Advanced interventional procedure can reverse CTO, with high success rates
If your patient has been diagnosed with chronic total occlusion (CTO), but treatment has been unsuccessful or unavailable, Tulane’s interventional cardiologists may be able to help. Thanks to their advanced training and extensive experience treating people with complex CTO, they have successfully reversed symptoms and improved cardiac function among many patients who thought they had run out of options.
Limited options have left many without treatment
As a physician, you’re well aware that advanced coronary artery disease poses significant health risks – and can be difficult to treat.
CTO in particular has presented challenges for even the most experienced interventional cardiologists. Because the artery is 100 percent blocked, and often reinforced by calcified or fibrotic tissue, it may be difficult or impossible to cross through the artery. In these cases, standard angioplasty and stenting techniques – which are most successful in cardiac patients with partial blockages – usually do not work.
Although physicians have historically recommended coronary artery bypass grafting (CABG) as an alternative for patients with CTO, a significant number of people are considered too high-risk for open heart surgery.
These circumstances have left a subset of CTO patients untreated – facing a lifetime of worsening and often debilitating symptoms that typically lead to heart attack or heart failure.
How CTO PCI combines advanced techniques to remove blockage
A game-changing procedure called chronic total occlusion percutaneous coronary intervention (CTO PCI) is helping CTO patients who have exhausted other treatment options. With success rates around 90 percent and a complication rate at the national average, the procedure is highly effective – even among high-risk patients.
What’s different about CTO PCI is that it allows physicians to approach a coronary blockage from multiple sides. This requires a combination of advanced imaging procedures (including dual injection angiography and intravascular ultrasound), emerging devices (including the next generation of tiny coronary guide wires) and refined surgical techniques.
With these tools and techniques at their disposal, interventional cardiologists are using innovative approaches to access blockages, including:
- When physicians cannot cross through the lumen due to the length of the blockage, they can dissect into the skin of the artery, specifically entering the space between the intima and media (the middle and outer layers of tissue). After traveling through this space within the artery wall, they can re-enter the artery downstream and place stents before and after the blockage.
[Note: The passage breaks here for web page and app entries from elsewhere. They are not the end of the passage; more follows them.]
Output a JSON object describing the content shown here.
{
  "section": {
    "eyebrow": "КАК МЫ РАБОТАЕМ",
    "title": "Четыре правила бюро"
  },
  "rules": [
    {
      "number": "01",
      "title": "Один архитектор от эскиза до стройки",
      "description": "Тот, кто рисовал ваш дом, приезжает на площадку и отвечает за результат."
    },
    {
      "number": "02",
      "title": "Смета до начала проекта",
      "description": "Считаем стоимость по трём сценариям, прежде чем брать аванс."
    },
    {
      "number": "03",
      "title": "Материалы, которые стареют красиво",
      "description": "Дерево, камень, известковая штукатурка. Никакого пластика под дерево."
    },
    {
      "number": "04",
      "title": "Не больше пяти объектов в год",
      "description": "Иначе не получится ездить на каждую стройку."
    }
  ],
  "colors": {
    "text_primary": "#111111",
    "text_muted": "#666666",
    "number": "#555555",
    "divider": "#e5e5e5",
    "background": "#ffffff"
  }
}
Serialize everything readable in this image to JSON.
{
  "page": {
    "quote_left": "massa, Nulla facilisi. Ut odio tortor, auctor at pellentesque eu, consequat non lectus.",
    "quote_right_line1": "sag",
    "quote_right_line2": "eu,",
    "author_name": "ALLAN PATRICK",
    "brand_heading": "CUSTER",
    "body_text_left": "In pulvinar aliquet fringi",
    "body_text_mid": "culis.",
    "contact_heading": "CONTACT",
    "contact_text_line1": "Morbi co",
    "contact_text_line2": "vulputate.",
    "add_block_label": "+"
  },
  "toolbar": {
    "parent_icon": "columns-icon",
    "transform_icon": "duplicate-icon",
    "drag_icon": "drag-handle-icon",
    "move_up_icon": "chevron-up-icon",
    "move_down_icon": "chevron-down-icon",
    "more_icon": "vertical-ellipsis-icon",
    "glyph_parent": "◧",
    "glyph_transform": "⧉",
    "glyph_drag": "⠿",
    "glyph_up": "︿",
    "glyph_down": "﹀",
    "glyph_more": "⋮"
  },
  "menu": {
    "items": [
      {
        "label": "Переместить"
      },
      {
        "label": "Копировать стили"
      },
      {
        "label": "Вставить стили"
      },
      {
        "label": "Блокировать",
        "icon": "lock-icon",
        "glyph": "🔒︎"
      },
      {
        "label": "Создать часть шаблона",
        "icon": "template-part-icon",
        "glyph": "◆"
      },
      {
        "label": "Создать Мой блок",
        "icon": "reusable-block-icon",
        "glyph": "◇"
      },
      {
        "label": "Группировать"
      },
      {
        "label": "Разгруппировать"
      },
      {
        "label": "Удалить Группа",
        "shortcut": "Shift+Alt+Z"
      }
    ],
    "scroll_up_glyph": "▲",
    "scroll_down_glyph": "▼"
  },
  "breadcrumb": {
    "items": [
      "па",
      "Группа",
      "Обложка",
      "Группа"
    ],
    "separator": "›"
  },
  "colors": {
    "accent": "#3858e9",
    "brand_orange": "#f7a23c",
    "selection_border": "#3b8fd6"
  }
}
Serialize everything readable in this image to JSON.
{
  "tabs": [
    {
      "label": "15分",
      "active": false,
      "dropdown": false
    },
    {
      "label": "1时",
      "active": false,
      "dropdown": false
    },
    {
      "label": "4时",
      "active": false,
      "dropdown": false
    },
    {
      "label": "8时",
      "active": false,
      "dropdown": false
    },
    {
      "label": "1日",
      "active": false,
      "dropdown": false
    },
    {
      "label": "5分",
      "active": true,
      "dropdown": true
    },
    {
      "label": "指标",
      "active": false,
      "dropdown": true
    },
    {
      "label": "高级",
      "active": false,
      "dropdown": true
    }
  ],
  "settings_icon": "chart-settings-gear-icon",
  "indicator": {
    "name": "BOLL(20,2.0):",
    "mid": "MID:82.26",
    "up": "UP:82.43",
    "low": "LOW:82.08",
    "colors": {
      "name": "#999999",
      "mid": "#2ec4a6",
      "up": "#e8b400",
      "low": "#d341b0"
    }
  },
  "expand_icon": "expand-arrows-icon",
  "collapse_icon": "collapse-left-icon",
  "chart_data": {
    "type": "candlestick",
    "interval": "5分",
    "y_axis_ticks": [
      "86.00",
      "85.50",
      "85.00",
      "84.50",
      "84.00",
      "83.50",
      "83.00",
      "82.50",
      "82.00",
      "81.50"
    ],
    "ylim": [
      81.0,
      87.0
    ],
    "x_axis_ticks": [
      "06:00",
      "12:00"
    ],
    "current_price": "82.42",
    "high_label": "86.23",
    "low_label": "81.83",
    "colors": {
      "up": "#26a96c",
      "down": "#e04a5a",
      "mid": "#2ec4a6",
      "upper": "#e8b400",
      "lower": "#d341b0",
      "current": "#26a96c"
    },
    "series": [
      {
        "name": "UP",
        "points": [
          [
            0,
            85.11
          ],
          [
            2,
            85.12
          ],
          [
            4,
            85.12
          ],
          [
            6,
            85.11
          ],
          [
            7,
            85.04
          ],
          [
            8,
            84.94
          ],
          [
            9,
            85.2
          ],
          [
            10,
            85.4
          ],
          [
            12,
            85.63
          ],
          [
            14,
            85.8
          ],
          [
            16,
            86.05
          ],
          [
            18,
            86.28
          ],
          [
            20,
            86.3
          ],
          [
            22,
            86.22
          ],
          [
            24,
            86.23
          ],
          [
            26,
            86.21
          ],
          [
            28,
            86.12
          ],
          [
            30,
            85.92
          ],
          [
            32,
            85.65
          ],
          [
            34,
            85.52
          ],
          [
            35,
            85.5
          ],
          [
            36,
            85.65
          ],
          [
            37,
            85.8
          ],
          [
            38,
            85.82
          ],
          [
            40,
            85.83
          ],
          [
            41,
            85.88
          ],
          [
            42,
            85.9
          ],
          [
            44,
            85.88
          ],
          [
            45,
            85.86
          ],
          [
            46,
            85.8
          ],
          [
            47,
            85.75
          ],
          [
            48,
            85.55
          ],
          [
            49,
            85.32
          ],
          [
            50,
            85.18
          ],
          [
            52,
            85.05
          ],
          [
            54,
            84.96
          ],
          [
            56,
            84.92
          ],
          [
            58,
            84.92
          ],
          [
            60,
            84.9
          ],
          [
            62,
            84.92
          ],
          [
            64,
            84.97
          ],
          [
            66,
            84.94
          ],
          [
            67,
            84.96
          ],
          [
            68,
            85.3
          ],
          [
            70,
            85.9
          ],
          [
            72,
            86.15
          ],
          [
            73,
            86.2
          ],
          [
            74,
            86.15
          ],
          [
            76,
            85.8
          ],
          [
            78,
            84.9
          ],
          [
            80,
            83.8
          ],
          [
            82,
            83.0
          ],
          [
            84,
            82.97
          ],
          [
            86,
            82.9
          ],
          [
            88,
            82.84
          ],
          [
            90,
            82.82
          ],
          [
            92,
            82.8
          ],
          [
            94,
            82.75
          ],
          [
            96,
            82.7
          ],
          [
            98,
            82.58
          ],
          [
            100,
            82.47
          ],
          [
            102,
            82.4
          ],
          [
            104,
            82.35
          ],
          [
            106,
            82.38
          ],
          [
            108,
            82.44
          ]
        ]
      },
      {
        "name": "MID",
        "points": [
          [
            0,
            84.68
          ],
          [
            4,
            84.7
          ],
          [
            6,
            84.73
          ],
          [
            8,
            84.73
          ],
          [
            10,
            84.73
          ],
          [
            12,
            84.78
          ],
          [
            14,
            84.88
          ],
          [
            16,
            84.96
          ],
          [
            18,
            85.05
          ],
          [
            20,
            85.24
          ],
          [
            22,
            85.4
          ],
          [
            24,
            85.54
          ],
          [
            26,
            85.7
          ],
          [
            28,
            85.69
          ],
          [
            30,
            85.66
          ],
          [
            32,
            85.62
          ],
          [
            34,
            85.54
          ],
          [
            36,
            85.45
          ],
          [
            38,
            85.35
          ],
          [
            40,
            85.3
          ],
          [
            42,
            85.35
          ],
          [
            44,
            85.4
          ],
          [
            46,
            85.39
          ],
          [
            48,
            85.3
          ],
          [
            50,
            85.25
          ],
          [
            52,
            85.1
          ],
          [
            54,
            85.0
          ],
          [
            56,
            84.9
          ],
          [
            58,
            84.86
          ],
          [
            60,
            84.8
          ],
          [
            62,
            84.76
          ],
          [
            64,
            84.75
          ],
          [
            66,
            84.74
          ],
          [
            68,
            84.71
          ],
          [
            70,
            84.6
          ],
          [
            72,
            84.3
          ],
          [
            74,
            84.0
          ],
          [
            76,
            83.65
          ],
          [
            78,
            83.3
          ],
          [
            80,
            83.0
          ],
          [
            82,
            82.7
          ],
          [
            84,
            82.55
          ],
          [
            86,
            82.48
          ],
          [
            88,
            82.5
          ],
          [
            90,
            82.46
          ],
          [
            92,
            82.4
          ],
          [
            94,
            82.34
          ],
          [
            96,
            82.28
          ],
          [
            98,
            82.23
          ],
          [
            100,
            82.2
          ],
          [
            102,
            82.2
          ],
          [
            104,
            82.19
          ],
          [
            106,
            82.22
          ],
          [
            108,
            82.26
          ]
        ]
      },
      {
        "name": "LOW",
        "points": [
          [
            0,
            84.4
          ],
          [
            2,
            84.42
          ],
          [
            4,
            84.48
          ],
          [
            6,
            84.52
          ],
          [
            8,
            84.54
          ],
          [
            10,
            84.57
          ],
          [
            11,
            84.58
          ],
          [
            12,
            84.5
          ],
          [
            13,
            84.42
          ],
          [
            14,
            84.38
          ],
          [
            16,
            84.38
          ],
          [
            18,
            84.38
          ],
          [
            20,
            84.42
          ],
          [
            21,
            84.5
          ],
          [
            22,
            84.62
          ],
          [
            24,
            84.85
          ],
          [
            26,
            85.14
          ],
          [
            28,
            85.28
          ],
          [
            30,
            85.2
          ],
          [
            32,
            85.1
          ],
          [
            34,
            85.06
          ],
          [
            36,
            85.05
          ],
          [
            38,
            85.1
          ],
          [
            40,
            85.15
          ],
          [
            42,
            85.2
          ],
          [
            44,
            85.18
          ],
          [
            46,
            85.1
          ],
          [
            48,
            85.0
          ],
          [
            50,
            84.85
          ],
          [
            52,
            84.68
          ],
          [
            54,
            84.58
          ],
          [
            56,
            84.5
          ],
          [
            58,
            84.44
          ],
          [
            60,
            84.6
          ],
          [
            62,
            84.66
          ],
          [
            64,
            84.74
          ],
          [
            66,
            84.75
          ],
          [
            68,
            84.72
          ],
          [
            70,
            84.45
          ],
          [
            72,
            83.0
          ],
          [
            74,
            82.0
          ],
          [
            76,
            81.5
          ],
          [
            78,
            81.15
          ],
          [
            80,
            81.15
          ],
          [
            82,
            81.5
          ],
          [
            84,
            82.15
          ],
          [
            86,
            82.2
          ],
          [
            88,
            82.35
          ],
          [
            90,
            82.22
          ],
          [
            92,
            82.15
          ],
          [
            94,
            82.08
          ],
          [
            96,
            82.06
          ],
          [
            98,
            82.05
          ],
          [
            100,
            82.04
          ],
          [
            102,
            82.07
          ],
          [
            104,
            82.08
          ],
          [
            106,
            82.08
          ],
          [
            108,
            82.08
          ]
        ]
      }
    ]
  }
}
Over time, the artery will develop new cells that cover the stents, essentially creating a percutaneous bypass inside the vessel.
- Using a hybrid approach that may involve both antegrade (forward moving) and highly specialized retrograde (backward moving) techniques, physicians can access an occlusion by traveling through the small collateral blood vessels that developed to reroute blood flow around the blockage. This network of collateral vessels allows doctors to cross from one side of the heart to the other and enter the blocked artery from multiple sides.
Expanding access to CTO PCI
Although CTO PCI has an impressive track record, the procedure is still not widely available.
As one of the few hospitals in the country to offer CTO PCI, Tulane Medical Center is accepting referrals from across the Gulf South region and beyond.
To expand access to this advanced procedure for patients not able to come to New Orleans, Tulane physicians travel to other U.S. hospitals to train their peers and proctor cases in the cardiac catheterization lab. To date, our interventional cardiologists have proctored CTO PCI procedures in Florida, Alabama, Mississippi, Texas and elsewhere in Louisiana.